Oil prices fall as market weighs mixed supply signals
“The market was less active than usual, due to the long weekend in Europe, America and most of Asia, with the reduction in the number of active buyers also contributing to the easing in prices,” said Ricardo Evangelista, senior analyst at ActivTrades, citing the U.S. stock build.
London: Oil prices edged higher on Thursday in thin trade ahead of a long weekend as traders weighed news of a possible European ban on Russian oil imports against a larger-than-expected build in U.S. oil stocks and falling refining activity in China.
Brent futures were up 42 cents, or 0.4%, at $109.17 a barrel, while U.S. West Texas Intermediate futures were 23 cents or 0.22% higher at $104.39 a barrel at 1223 ET or 1622 GMT.
While the European Union has not imposed a ban on imports of Russian oil in response to Russia’s invasion of Ukraine, the New York Times reported that EU officials were drafting an embargo on Russian oil products.
That comes as Chinese refiners are set to cut crude throughput this month by about 6% – a scale last seen in the early days of the COVID-19 pandemic two years ago – to ease bulging fuel inventories as recent COVID lockdowns undercut consumption, industry sources and analysts said.
Despite signals that global supply disruption will persist, U.S. oil stocks rose by more than 9 million barrels last week, the U.S. Energy Information Administration said on Wednesday, driven in part by releases from the nation’s strategic reserves.
Analysts in a Reuters poll had anticipated just an 863,000-barrel build.
Ricardo Evangelista, senior analyst at ActivTrades, said while the stock build and a drop in market activity due to the long weekend in Europe, America and most of Asia were pressuring oil, positive factors remained.
“The outlook for the price of the barrel remains very much tilted to the upside – demand remains amidst tight supply,” he added.
U.S. gasoline stocks fell 3.6 million barrels last week, far more than anticipated, and distillate inventories also declined.
Both contracts on Wednesday shrugged off a build in U.S. crude inventories to end the trading session more than 4% higher.

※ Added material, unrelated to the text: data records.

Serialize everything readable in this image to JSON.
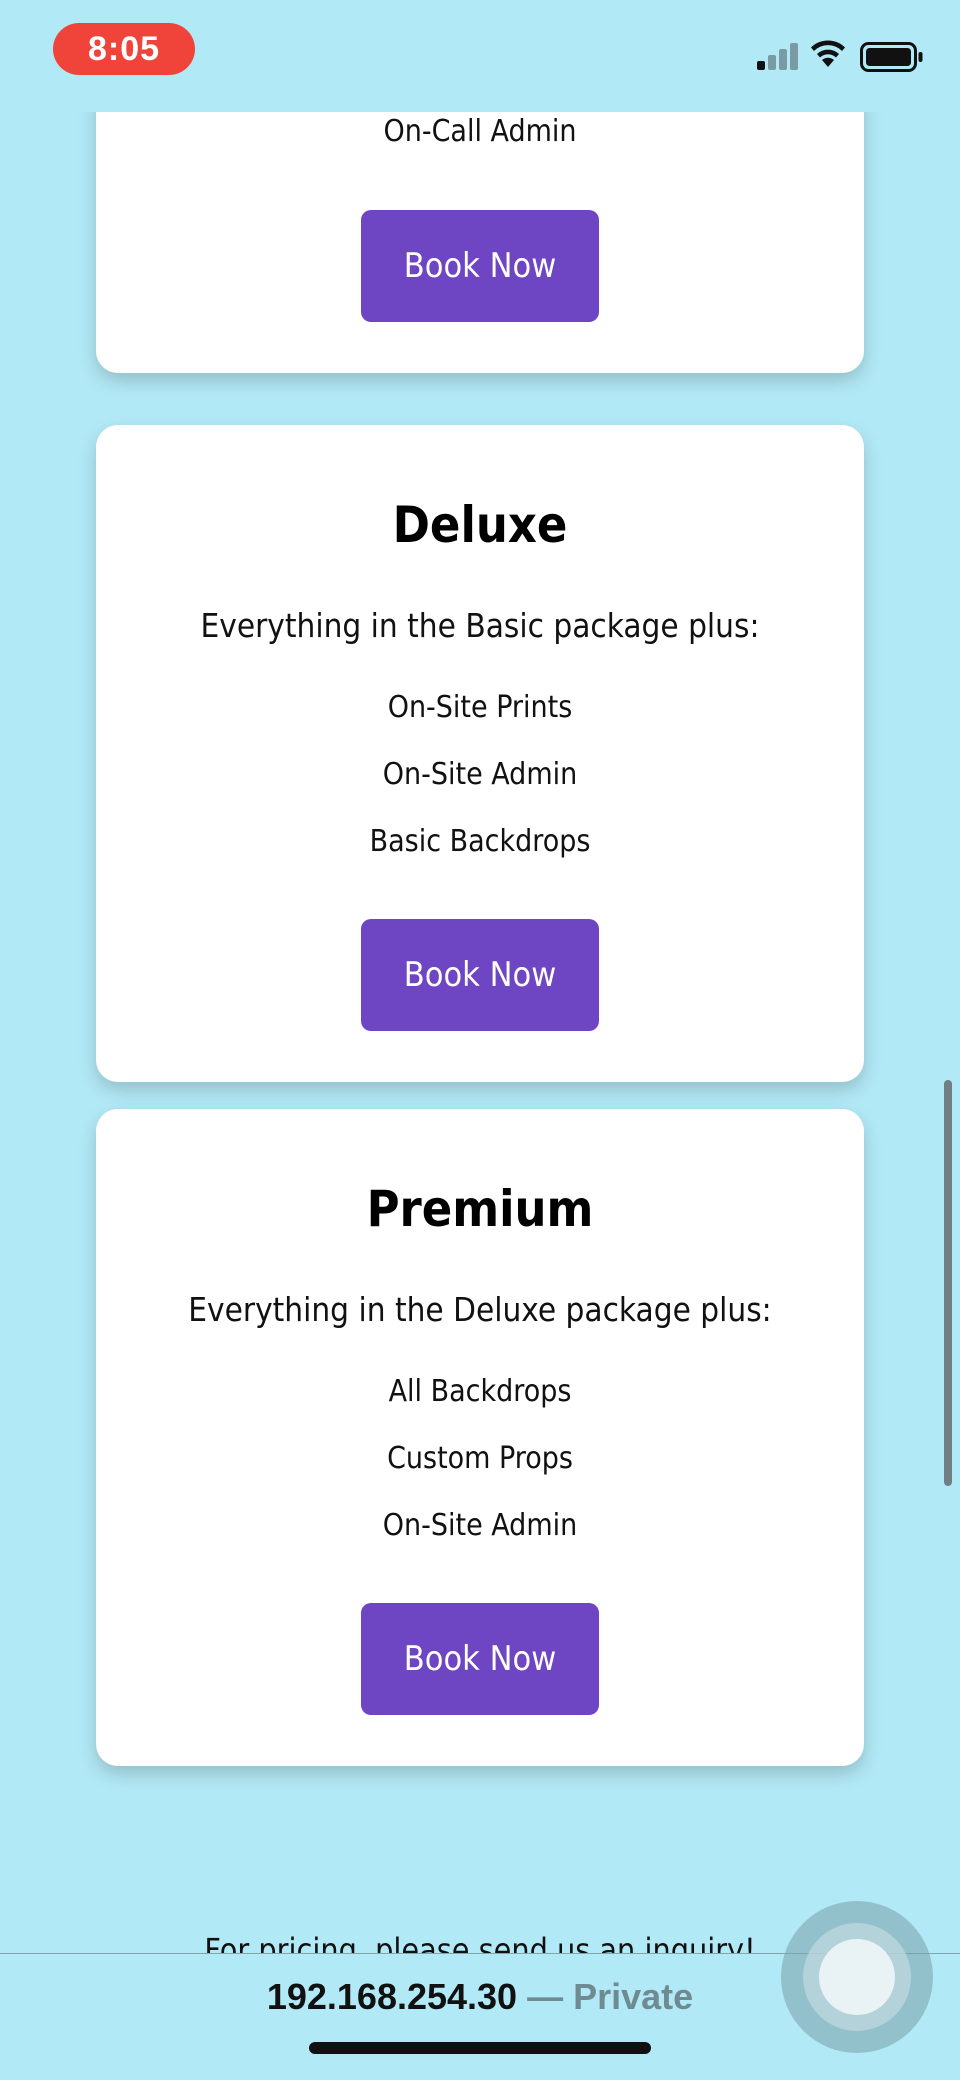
{
  "status_bar": {
    "time": "8:05"
  },
  "cards": [
    {
      "features": [
        "On-Call Admin"
      ],
      "button_label": "Book Now"
    },
    {
      "title": "Deluxe",
      "subtitle": "Everything in the Basic package plus:",
      "features": [
        "On-Site Prints",
        "On-Site Admin",
        "Basic Backdrops"
      ],
      "button_label": "Book Now"
    },
    {
      "title": "Premium",
      "subtitle": "Everything in the Deluxe package plus:",
      "features": [
        "All Backdrops",
        "Custom Props",
        "On-Site Admin"
      ],
      "button_label": "Book Now"
    }
  ],
  "inquiry_text": "For pricing, please send us an inquiry!",
  "browser": {
    "address": "192.168.254.30",
    "privacy": "— Private"
  },
  "colors": {
    "background": "#b2e9f6",
    "button": "#6e45c2",
    "card": "#ffffff"
  }
}
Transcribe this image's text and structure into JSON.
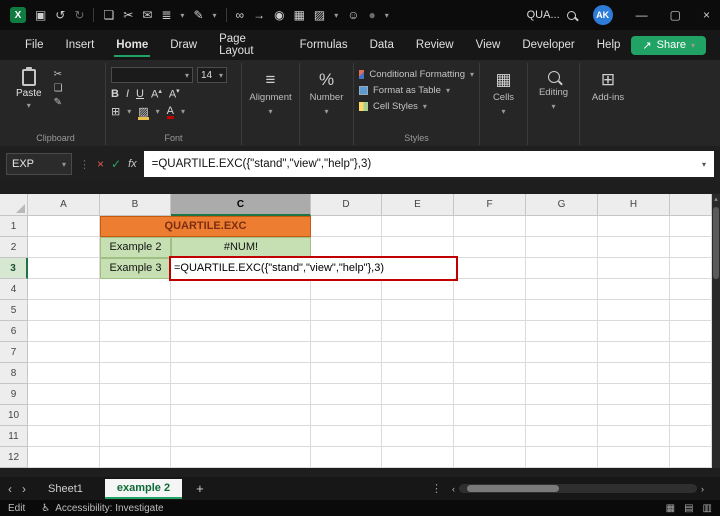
{
  "titlebar": {
    "search_text": "QUA...",
    "avatar_initials": "AK"
  },
  "icons": {
    "logo": "X",
    "save": "▣",
    "undo": "↺",
    "redo": "↻",
    "copy": "❏",
    "cut": "✂",
    "mail": "✉",
    "list": "≣",
    "pen": "✎",
    "link": "∞",
    "arrow": "→",
    "camera": "◉",
    "table": "▦",
    "bucket": "▨",
    "person": "☺",
    "record": "●",
    "chevron": "▾",
    "minimize": "—",
    "maximize": "▢",
    "close": "×",
    "cancel": "×",
    "confirm": "✓",
    "fx": "fx",
    "borders": "⊞",
    "fill": "▨",
    "font_letter": "A",
    "align": "≡",
    "percent": "%",
    "cells": "▦",
    "addins": "⊞",
    "plus": "+",
    "dots": "⋮",
    "nav_left": "‹",
    "nav_right": "›",
    "up": "▴",
    "accessibility": "♿",
    "view_normal": "▦",
    "view_layout": "▤",
    "view_break": "▥",
    "bold": "B",
    "italic": "I",
    "underline": "U",
    "share_arrow": "↗"
  },
  "menu": {
    "items": [
      "File",
      "Insert",
      "Home",
      "Draw",
      "Page Layout",
      "Formulas",
      "Data",
      "Review",
      "View",
      "Developer",
      "Help"
    ],
    "active": "Home",
    "share_label": "Share"
  },
  "ribbon": {
    "paste_label": "Paste",
    "clipboard_group": "Clipboard",
    "font_group": "Font",
    "font_size": "14",
    "alignment_group": "Alignment",
    "number_group": "Number",
    "styles_items": [
      "Conditional Formatting",
      "Format as Table",
      "Cell Styles"
    ],
    "styles_group": "Styles",
    "cells_group": "Cells",
    "editing_group": "Editing",
    "addins_group": "Add-ins"
  },
  "formula_bar": {
    "name_box": "EXP",
    "formula": "=QUARTILE.EXC({\"stand\",\"view\",\"help\"},3)"
  },
  "grid": {
    "column_headers": [
      "A",
      "B",
      "C",
      "D",
      "E",
      "F",
      "G",
      "H",
      ""
    ],
    "row_headers": [
      "1",
      "2",
      "3",
      "4",
      "5",
      "6",
      "7",
      "8",
      "9",
      "10",
      "11",
      "12"
    ],
    "selected_column": "C",
    "selected_row": "3",
    "cells": {
      "title": "QUARTILE.EXC",
      "example2_label": "Example 2",
      "example2_value": "#NUM!",
      "example3_label": "Example 3",
      "example3_formula": "=QUARTILE.EXC({\"stand\",\"view\",\"help\"},3)"
    }
  },
  "tabs": {
    "sheets": [
      "Sheet1",
      "example 2"
    ],
    "active": "example 2"
  },
  "status": {
    "mode": "Edit",
    "accessibility": "Accessibility: Investigate"
  },
  "colors": {
    "accent_green": "#21A366",
    "header_orange": "#ED7D31",
    "cell_green": "#C6E0B4",
    "highlight_red": "#C00000",
    "avatar_blue": "#2D7CD7"
  }
}
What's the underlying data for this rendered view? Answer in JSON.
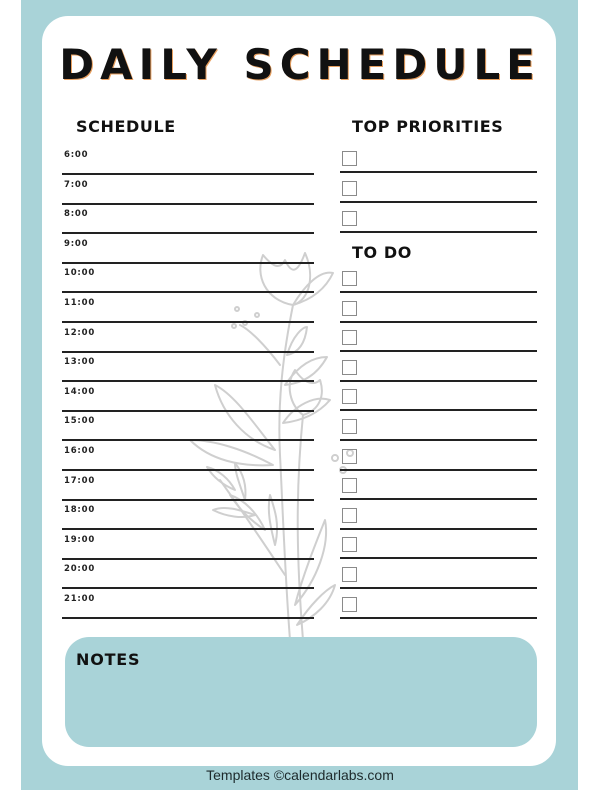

U.S. oil production forecasts are being revised upwards despite labor and supply chain constraints as higher prices spur more drilling and well completion activity, according to industry experts.
The International Energy Agency on Wednesday warned that from May onwards roughly 3 million barrels per day of Russian oil could be shut in due to sanctions or buyers voluntarily shunning Russian cargoes.
At the same time, major global trading houses are also planning to curtail crude and fuel purchases from Russia’s state-controlled oil companies in May, Reuters reported on Wednesday.
Russia’s Energy Ministry said on Thursday it was limiting access to its statistics on oil and gas production and exports.
Trade was going to continue to be “somewhat nervous” as the war between Russia and Ukraine continues and as countries weigh banning Russian supplies, Price Futures Group analyst Phil Flynn said.
“The big question is going to be, how many people are going to want to be short oil going into the long weekend?”
Traders were also jockeying for position as U.S. May crude options were set to expire on Thursday.
The probability of an EU ban on Russian oil being agreed may be almost zero, but no one will be able or wanting to say that clearly, Vandana Hari, founder of oil market analysis provider Vanda Insights, said.
“Even a continuing saber-rattling will be enough to keep the risk premium alive,” she said.